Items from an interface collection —
============================================================

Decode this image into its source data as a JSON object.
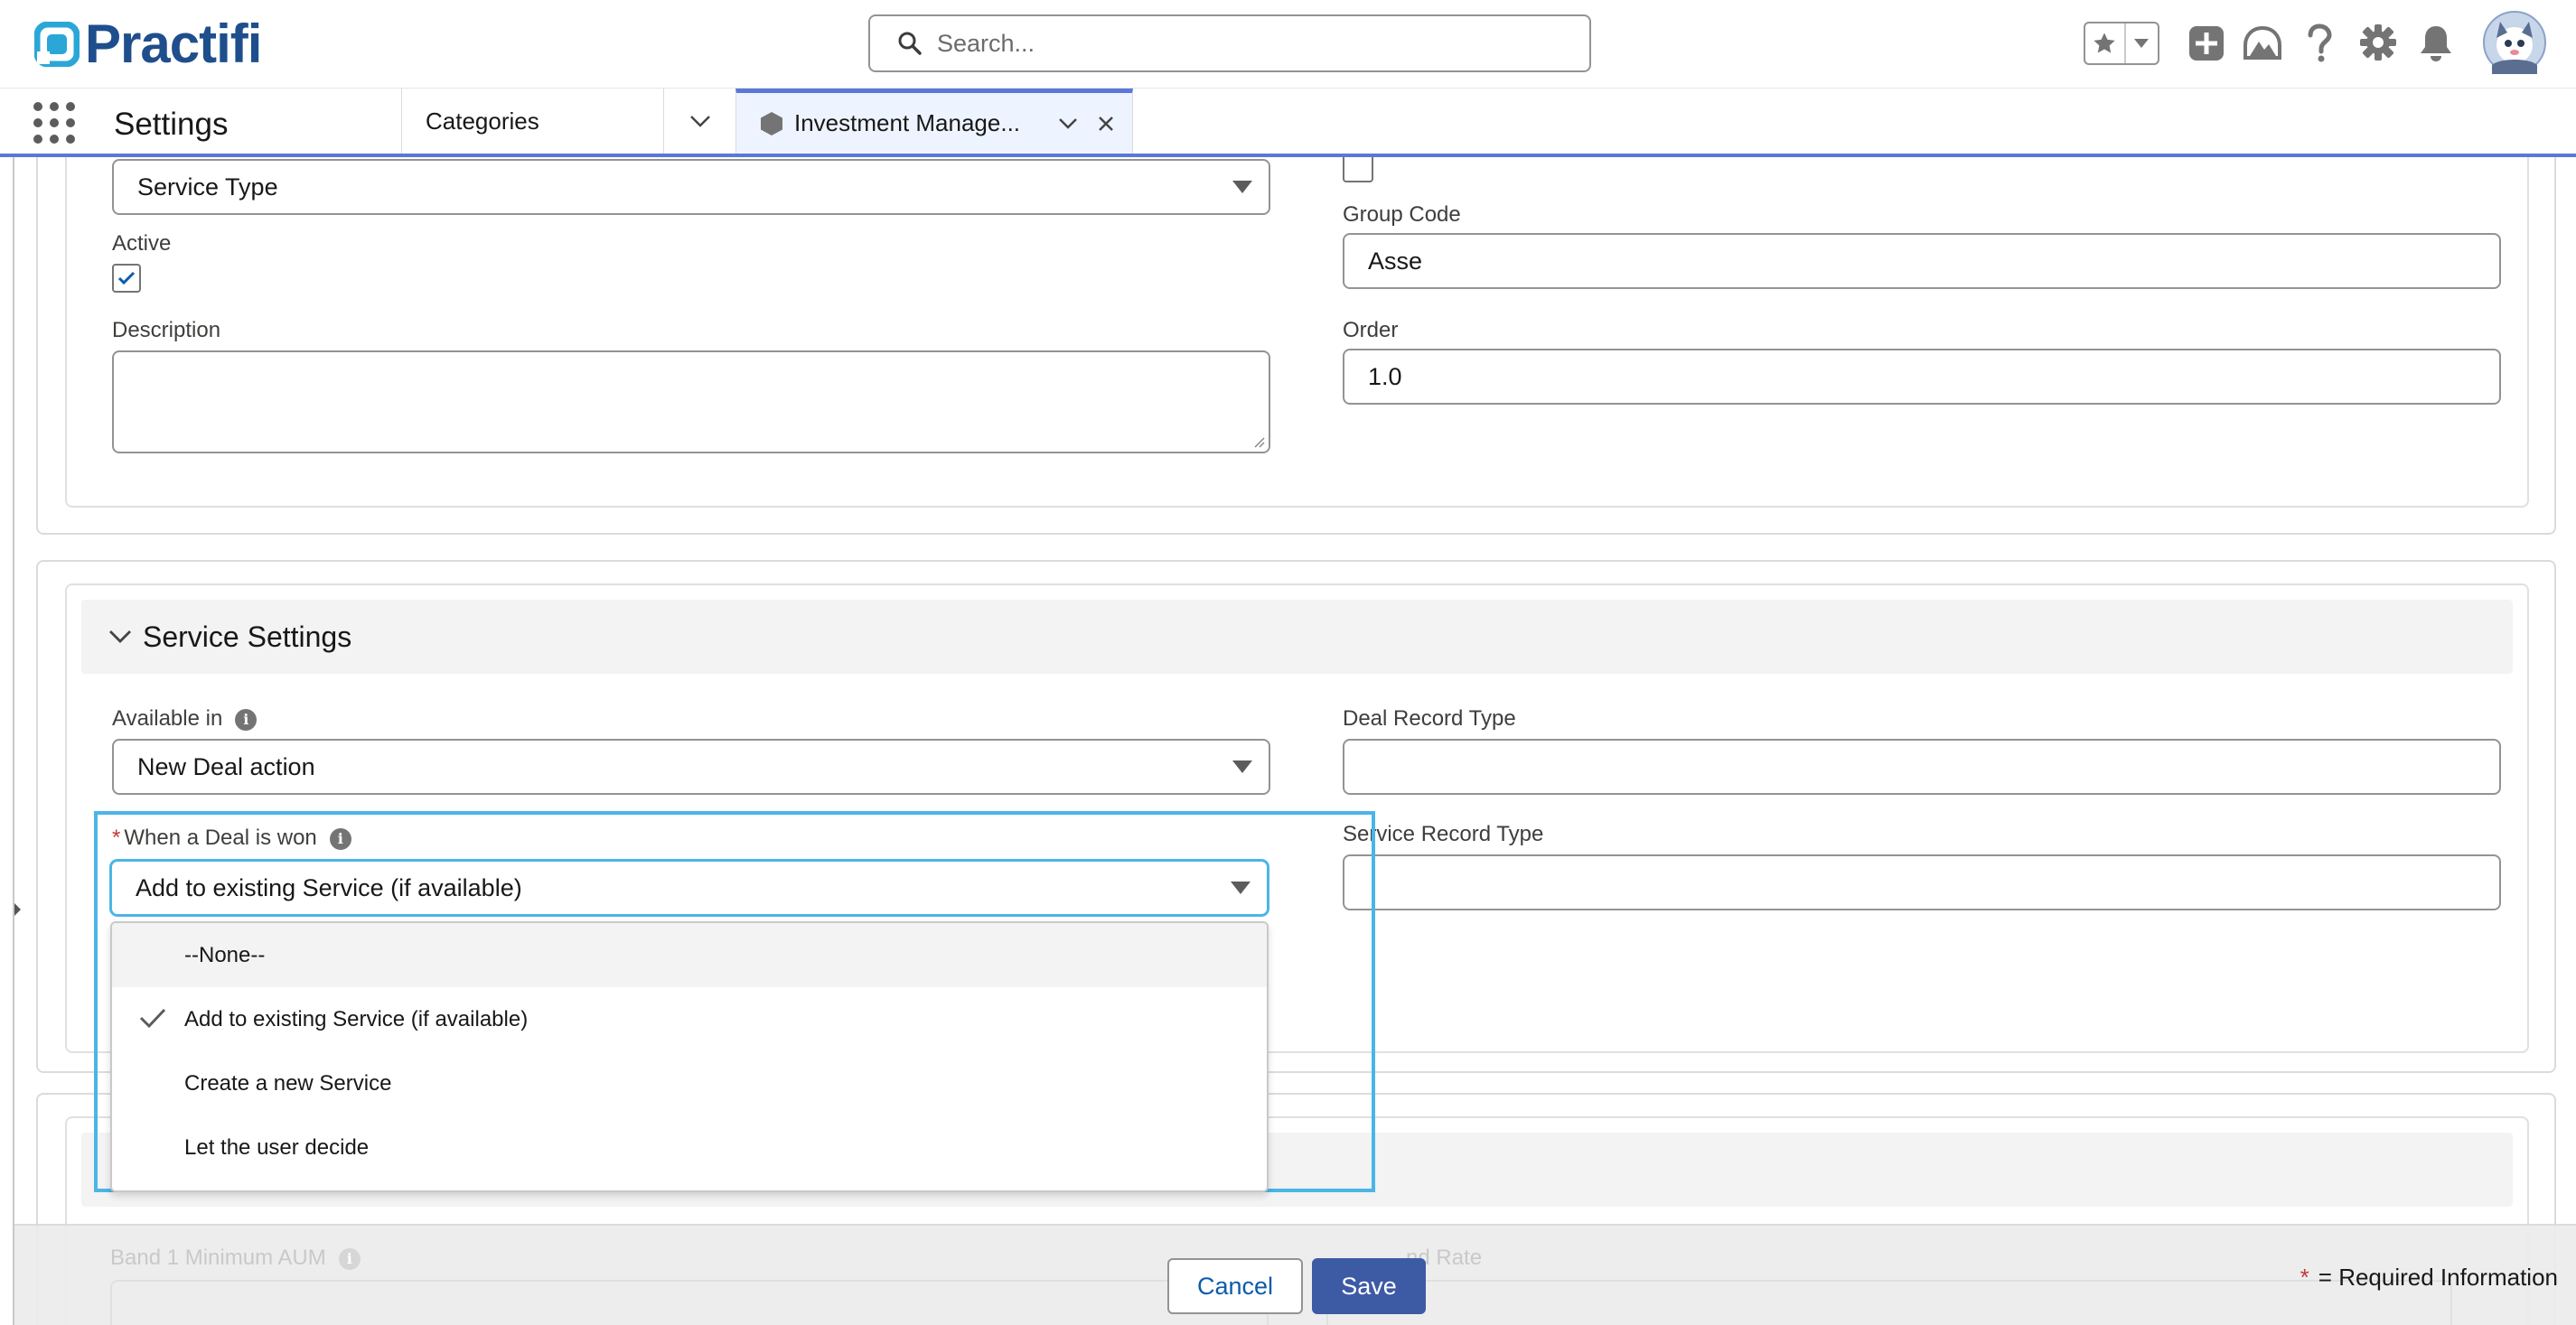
{
  "header": {
    "logo_text": "Practifi",
    "search_placeholder": "Search...",
    "icons": [
      "favorites-star-icon",
      "favorites-dropdown-icon",
      "global-actions-add-icon",
      "trailhead-icon",
      "help-icon",
      "setup-gear-icon",
      "notifications-bell-icon",
      "user-avatar"
    ]
  },
  "navbar": {
    "app_name": "Settings",
    "tabs": [
      {
        "label": "Categories"
      },
      {
        "label": "Investment Manage..."
      }
    ]
  },
  "form_top": {
    "service_type_value": "Service Type",
    "active_label": "Active",
    "active_checked": true,
    "description_label": "Description",
    "description_value": "",
    "group_code_label": "Group Code",
    "group_code_value": "Asse",
    "order_label": "Order",
    "order_value": "1.0"
  },
  "service_settings": {
    "title": "Service Settings",
    "available_in_label": "Available in",
    "available_in_value": "New Deal action",
    "deal_won_label": "When a Deal is won",
    "deal_won_required": "*",
    "deal_won_value": "Add to existing Service (if available)",
    "deal_record_type_label": "Deal Record Type",
    "deal_record_type_value": "",
    "service_record_type_label": "Service Record Type",
    "service_record_type_value": "",
    "dropdown_options": [
      {
        "label": "--None--",
        "selected": false
      },
      {
        "label": "Add to existing Service (if available)",
        "selected": true
      },
      {
        "label": "Create a new Service",
        "selected": false
      },
      {
        "label": "Let the user decide",
        "selected": false
      }
    ]
  },
  "faded": {
    "band_label": "Band 1 Minimum AUM",
    "right_label_partial": "nd Rate"
  },
  "footer": {
    "cancel_label": "Cancel",
    "save_label": "Save",
    "required_star": "*",
    "required_info": "= Required Information"
  },
  "colors": {
    "brand": "#1f4e8c",
    "accent": "#5a78d8",
    "focus": "#4bb5e8",
    "save_button": "#3d5aa5",
    "required": "#c23934"
  }
}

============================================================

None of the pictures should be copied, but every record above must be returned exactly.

Decode this image into its source data as a JSON object.
{
  "header": {
    "logo_text": "Practifi",
    "search_placeholder": "Search...",
    "icons": [
      "favorites-star-icon",
      "favorites-dropdown-icon",
      "global-actions-add-icon",
      "trailhead-icon",
      "help-icon",
      "setup-gear-icon",
      "notifications-bell-icon",
      "user-avatar"
    ]
  },
  "navbar": {
    "app_name": "Settings",
    "tabs": [
      {
        "label": "Categories"
      },
      {
        "label": "Investment Manage..."
      }
    ]
  },
  "form_top": {
    "service_type_value": "Service Type",
    "active_label": "Active",
    "active_checked": true,
    "description_label": "Description",
    "description_value": "",
    "group_code_label": "Group Code",
    "group_code_value": "Asse",
    "order_label": "Order",
    "order_value": "1.0"
  },
  "service_settings": {
    "title": "Service Settings",
    "available_in_label": "Available in",
    "available_in_value": "New Deal action",
    "deal_won_label": "When a Deal is won",
    "deal_won_required": "*",
    "deal_won_value": "Add to existing Service (if available)",
    "deal_record_type_label": "Deal Record Type",
    "deal_record_type_value": "",
    "service_record_type_label": "Service Record Type",
    "service_record_type_value": "",
    "dropdown_options": [
      {
        "label": "--None--",
        "selected": false
      },
      {
        "label": "Add to existing Service (if available)",
        "selected": true
      },
      {
        "label": "Create a new Service",
        "selected": false
      },
      {
        "label": "Let the user decide",
        "selected": false
      }
    ]
  },
  "faded": {
    "band_label": "Band 1 Minimum AUM",
    "right_label_partial": "nd Rate"
  },
  "footer": {
    "cancel_label": "Cancel",
    "save_label": "Save",
    "required_star": "*",
    "required_info": "= Required Information"
  },
  "colors": {
    "brand": "#1f4e8c",
    "accent": "#5a78d8",
    "focus": "#4bb5e8",
    "save_button": "#3d5aa5",
    "required": "#c23934"
  }
}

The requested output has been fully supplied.